Gordon Klein, a lecturer at the UCLA Anderson School of Management, will teach three courses remotely in the fall, including Management 108: “Business Law,” Management 120B: “Intermediate Financial Accounting II” and Management 127A: “Tax Principles and Policy.” Klein also taught two courses over the summer.
Klein was first put on paid administrative leave in June after he sent an email to students in his course, which questioned students’ suggestions of grading accommodations based on race.
On June 2, a group of non-Black students in Klein’s Management 127A class asked him over email to provide no-harm finals for Black students affected by nationwide protests against police brutality.
A no-harm final would include the exam grade only if it benefits the student. However, students’ grades in the course depended solely on the class’ final exam. Klein suggested he would not accommodate Black students in his class in an emailed response to the students on June 2.

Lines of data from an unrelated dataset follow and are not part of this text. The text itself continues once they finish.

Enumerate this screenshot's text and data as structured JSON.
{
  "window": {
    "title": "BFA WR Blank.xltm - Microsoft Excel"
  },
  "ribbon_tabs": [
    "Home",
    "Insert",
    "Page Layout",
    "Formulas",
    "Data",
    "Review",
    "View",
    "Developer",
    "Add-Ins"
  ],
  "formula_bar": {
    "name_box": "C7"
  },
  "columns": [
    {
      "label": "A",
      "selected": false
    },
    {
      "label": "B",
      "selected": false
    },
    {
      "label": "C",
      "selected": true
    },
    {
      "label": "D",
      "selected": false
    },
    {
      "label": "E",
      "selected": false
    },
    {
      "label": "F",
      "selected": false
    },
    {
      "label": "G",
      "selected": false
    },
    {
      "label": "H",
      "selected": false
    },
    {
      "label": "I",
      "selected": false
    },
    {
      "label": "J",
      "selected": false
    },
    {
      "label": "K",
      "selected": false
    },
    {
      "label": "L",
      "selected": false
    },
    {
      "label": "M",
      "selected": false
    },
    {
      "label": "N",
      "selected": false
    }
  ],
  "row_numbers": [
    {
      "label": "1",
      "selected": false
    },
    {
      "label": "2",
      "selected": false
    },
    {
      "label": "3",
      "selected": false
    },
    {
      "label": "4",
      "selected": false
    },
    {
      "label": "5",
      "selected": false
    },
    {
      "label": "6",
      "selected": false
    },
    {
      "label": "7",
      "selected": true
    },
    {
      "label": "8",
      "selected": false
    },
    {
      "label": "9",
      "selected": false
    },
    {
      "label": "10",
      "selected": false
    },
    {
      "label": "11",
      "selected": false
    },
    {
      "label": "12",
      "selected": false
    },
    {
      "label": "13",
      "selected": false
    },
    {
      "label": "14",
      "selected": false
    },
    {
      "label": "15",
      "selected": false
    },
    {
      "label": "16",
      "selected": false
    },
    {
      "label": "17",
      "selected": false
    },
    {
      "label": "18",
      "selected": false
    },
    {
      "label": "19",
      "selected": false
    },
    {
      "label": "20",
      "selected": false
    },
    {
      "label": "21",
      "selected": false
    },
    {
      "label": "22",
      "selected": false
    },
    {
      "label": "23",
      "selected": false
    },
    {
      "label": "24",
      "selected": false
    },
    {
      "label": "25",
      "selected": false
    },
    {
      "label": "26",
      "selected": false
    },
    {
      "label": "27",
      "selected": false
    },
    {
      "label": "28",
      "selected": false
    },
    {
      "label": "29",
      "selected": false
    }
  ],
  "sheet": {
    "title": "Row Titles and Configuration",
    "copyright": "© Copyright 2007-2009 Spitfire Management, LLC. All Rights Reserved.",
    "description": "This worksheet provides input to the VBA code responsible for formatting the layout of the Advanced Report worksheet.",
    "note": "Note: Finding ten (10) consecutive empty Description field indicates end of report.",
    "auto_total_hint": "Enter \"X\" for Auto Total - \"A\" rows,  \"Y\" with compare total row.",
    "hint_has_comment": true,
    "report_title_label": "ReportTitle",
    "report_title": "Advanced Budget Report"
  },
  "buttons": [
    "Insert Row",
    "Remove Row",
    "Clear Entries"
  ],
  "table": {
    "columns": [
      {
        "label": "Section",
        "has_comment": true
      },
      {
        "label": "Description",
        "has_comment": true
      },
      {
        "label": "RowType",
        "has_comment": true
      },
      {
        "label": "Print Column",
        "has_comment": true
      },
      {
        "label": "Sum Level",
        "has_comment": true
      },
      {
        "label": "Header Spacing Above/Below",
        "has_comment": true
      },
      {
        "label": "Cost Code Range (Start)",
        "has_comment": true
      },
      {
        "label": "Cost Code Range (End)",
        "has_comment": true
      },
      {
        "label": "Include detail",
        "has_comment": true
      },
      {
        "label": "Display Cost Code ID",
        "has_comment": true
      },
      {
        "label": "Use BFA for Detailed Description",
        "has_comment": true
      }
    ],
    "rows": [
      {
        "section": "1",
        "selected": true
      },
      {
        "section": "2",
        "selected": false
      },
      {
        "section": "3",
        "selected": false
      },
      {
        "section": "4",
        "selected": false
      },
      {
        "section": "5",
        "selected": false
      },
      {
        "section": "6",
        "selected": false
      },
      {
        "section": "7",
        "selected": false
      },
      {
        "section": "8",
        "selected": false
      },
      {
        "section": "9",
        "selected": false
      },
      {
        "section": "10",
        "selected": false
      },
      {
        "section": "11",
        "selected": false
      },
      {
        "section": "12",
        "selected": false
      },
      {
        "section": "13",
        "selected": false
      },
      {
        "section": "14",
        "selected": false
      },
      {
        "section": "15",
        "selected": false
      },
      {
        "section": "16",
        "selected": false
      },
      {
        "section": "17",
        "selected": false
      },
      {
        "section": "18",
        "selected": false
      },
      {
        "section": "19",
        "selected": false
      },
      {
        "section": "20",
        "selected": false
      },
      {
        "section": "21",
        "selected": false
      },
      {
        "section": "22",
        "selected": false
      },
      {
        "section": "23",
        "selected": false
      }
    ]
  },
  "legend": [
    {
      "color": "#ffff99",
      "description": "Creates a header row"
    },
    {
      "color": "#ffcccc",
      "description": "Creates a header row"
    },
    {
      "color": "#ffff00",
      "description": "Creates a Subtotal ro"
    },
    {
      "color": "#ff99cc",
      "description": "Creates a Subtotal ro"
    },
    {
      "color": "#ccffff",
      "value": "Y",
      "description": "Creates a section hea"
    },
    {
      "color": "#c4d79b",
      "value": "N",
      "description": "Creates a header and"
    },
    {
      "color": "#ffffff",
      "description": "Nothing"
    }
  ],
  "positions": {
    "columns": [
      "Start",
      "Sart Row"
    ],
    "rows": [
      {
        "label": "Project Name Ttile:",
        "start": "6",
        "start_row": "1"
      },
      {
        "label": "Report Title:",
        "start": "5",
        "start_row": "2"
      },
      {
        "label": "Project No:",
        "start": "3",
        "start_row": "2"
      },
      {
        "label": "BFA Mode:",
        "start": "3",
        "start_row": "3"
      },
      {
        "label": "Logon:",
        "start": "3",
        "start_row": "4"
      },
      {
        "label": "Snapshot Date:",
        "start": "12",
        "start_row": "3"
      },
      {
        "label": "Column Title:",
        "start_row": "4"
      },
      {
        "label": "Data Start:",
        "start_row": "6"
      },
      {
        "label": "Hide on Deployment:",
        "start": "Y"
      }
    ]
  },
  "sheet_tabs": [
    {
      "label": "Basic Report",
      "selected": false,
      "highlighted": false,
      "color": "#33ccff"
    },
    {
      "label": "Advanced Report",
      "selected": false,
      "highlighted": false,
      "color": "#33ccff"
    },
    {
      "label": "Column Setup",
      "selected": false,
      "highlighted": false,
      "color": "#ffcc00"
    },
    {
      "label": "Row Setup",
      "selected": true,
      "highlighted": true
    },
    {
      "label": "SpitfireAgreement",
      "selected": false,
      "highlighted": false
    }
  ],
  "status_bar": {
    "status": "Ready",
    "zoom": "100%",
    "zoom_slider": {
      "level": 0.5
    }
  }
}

“Remember that MLK famously said that people should not be evaluated based on the ‘color of their skin,’” Klein said in the email. “Do you think that your request would run afoul of MLK’s admonition?”
Klein also questioned the logistics of the students’ request, including how to identify students by race in an online class and if students from Minneapolis may be more upset than others.
“Are there any students that may be of mixed parentage, such as half black-half Asian?” Klein said in the email. “What do you suggest I do with respect to them? A full concession or just half?”
Two students created a petition calling for UCLA to fire Klein which stated that his email was “inappropriate, tone-deaf and highly insensitive.”
The students who made the petition to fire Klein declined to comment.
Klein said the School of Management put him on paid administrative leave June 3.
After UCLA put him on leave, a separate petition called on UCLA to apologize to and reinstate Klein, which has more than 75,000 signatures as of publication.
Klein’s leave also received national coverage, including a segment on “The Ingraham Angle,” a news and opinion talk show produced by Fox News.
On June 21, the School of Management notified Klein that UCLA was reinstating him, according to an email provided by Klein. The following day, the UCLA Discrimination Prevention Office told him it would not pursue a formal investigation into his email, Klein said.
UCLA declined to comment on why it chose to close the investigation. Lillie Hsu, a discrimination protection officer at UCLA, confirmed that the office decided against pursuing a formal investigation into Klein’s conduct in June.
When asked about Klein’s reinstatement, the Anderson School of Management said it is unable to comment on the matter because of confidentiality and privacy laws and concerns.
Cydni Willhite, a third-year English student, said over a direct message on Twitter that Klein’s emails were an obvious case of discrimination.
“You grow tired of educating willfully ignorant people on the subject of your oppression,” Willhite said. Willhite tweeted about Klein and his emails on June 2.
Klein said he followed instructions from the accounting department to follow normal accommodation procedures, which include accommodating a death or illnesses in the family, religious observance and following guidelines from the UCLA Center for Accessible Education.
The management school declined to respond when asked to confirm whether the department asked its lecturers to follow normal final exam accommodations.
UCLA School of Law professor Eugene Volokh said Klein’s forced leave violated basic academic freedom principles. He added he could not find a UCLA policy that Klein violated with the email.
Volokh repeated a racial slur multiple times in a class earlier this year when teaching a First Amendment case.
“If somebody says, ‘Yes, I’ll give a grade to somebody because they’re Black that’s higher or lower,’ that’s clearly a violation of UCLA policies,” Volokh said. “One way of interpreting what (Klein) said is a position on race-based affirmative action, but, of course, a position on race-based affirmative action is fully protected speech.”
Although the DPO cleared the complaint against him, Klein said it did not reduce the backlash he faced on social media, adding that most complaints were from students who never had him as a teacher or individuals outside of the university.
“The 20,000 people who signed (the petition) saw a caricature of me,” Klein said.
Willhite said she was not shocked to hear Klein was returning to UCLA.
“I’m not surprised,” Willhite said in a statement. “Living in a world where the issues of minorities, especially Black people, are looked over and deemed as nonsense or invalid is typical, not to mention exhausting.”